__ACTION ITEM__.
Provide the entries once more, identical in every word.

__EXERCISE INPUT__.
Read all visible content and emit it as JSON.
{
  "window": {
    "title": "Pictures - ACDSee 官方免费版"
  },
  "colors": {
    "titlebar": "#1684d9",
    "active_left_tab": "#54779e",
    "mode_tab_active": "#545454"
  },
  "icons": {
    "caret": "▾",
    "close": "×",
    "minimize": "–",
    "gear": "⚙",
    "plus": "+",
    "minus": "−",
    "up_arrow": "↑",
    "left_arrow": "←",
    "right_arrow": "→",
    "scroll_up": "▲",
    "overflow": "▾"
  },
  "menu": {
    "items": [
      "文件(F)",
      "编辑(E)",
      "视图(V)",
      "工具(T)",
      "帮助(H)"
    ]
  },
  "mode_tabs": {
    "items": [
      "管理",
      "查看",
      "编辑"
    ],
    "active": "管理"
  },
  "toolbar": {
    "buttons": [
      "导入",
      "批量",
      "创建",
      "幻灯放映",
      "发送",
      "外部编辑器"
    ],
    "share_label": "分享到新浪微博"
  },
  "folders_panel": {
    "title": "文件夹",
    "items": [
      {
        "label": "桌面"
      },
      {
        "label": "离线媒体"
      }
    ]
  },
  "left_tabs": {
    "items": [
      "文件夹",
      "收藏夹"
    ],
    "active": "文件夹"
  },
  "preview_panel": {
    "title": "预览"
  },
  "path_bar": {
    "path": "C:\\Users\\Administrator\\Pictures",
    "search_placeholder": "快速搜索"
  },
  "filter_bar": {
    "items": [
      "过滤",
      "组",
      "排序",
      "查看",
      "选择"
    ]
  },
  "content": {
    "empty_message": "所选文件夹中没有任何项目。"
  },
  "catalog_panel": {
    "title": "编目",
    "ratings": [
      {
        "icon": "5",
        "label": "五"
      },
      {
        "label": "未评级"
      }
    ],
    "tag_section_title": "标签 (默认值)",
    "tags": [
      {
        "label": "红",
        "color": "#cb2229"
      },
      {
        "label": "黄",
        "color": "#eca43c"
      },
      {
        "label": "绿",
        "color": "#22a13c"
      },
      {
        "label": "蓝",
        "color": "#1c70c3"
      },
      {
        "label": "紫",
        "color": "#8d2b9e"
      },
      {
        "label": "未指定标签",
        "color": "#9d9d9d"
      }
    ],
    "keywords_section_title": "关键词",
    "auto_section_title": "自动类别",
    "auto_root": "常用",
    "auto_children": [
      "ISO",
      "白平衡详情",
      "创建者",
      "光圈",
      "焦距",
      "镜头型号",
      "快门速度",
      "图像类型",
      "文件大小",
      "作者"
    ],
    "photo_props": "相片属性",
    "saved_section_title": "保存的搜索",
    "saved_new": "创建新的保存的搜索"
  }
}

__PROBLEM SOLUTION__.
Read all visible content and emit it as JSON.
{
  "window": {
    "title": "Pictures - ACDSee 官方免费版"
  },
  "colors": {
    "titlebar": "#1684d9",
    "active_left_tab": "#54779e",
    "mode_tab_active": "#545454"
  },
  "icons": {
    "caret": "▾",
    "close": "×",
    "minimize": "–",
    "gear": "⚙",
    "plus": "+",
    "minus": "−",
    "up_arrow": "↑",
    "left_arrow": "←",
    "right_arrow": "→",
    "scroll_up": "▲",
    "overflow": "▾"
  },
  "menu": {
    "items": [
      "文件(F)",
      "编辑(E)",
      "视图(V)",
      "工具(T)",
      "帮助(H)"
    ]
  },
  "mode_tabs": {
    "items": [
      "管理",
      "查看",
      "编辑"
    ],
    "active": "管理"
  },
  "toolbar": {
    "buttons": [
      "导入",
      "批量",
      "创建",
      "幻灯放映",
      "发送",
      "外部编辑器"
    ],
    "share_label": "分享到新浪微博"
  },
  "folders_panel": {
    "title": "文件夹",
    "items": [
      {
        "label": "桌面"
      },
      {
        "label": "离线媒体"
      }
    ]
  },
  "left_tabs": {
    "items": [
      "文件夹",
      "收藏夹"
    ],
    "active": "文件夹"
  },
  "preview_panel": {
    "title": "预览"
  },
  "path_bar": {
    "path": "C:\\Users\\Administrator\\Pictures",
    "search_placeholder": "快速搜索"
  },
  "filter_bar": {
    "items": [
      "过滤",
      "组",
      "排序",
      "查看",
      "选择"
    ]
  },
  "content": {
    "empty_message": "所选文件夹中没有任何项目。"
  },
  "catalog_panel": {
    "title": "编目",
    "ratings": [
      {
        "icon": "5",
        "label": "五"
      },
      {
        "label": "未评级"
      }
    ],
    "tag_section_title": "标签 (默认值)",
    "tags": [
      {
        "label": "红",
        "color": "#cb2229"
      },
      {
        "label": "黄",
        "color": "#eca43c"
      },
      {
        "label": "绿",
        "color": "#22a13c"
      },
      {
        "label": "蓝",
        "color": "#1c70c3"
      },
      {
        "label": "紫",
        "color": "#8d2b9e"
      },
      {
        "label": "未指定标签",
        "color": "#9d9d9d"
      }
    ],
    "keywords_section_title": "关键词",
    "auto_section_title": "自动类别",
    "auto_root": "常用",
    "auto_children": [
      "ISO",
      "白平衡详情",
      "创建者",
      "光圈",
      "焦距",
      "镜头型号",
      "快门速度",
      "图像类型",
      "文件大小",
      "作者"
    ],
    "photo_props": "相片属性",
    "saved_section_title": "保存的搜索",
    "saved_new": "创建新的保存的搜索"
  }
}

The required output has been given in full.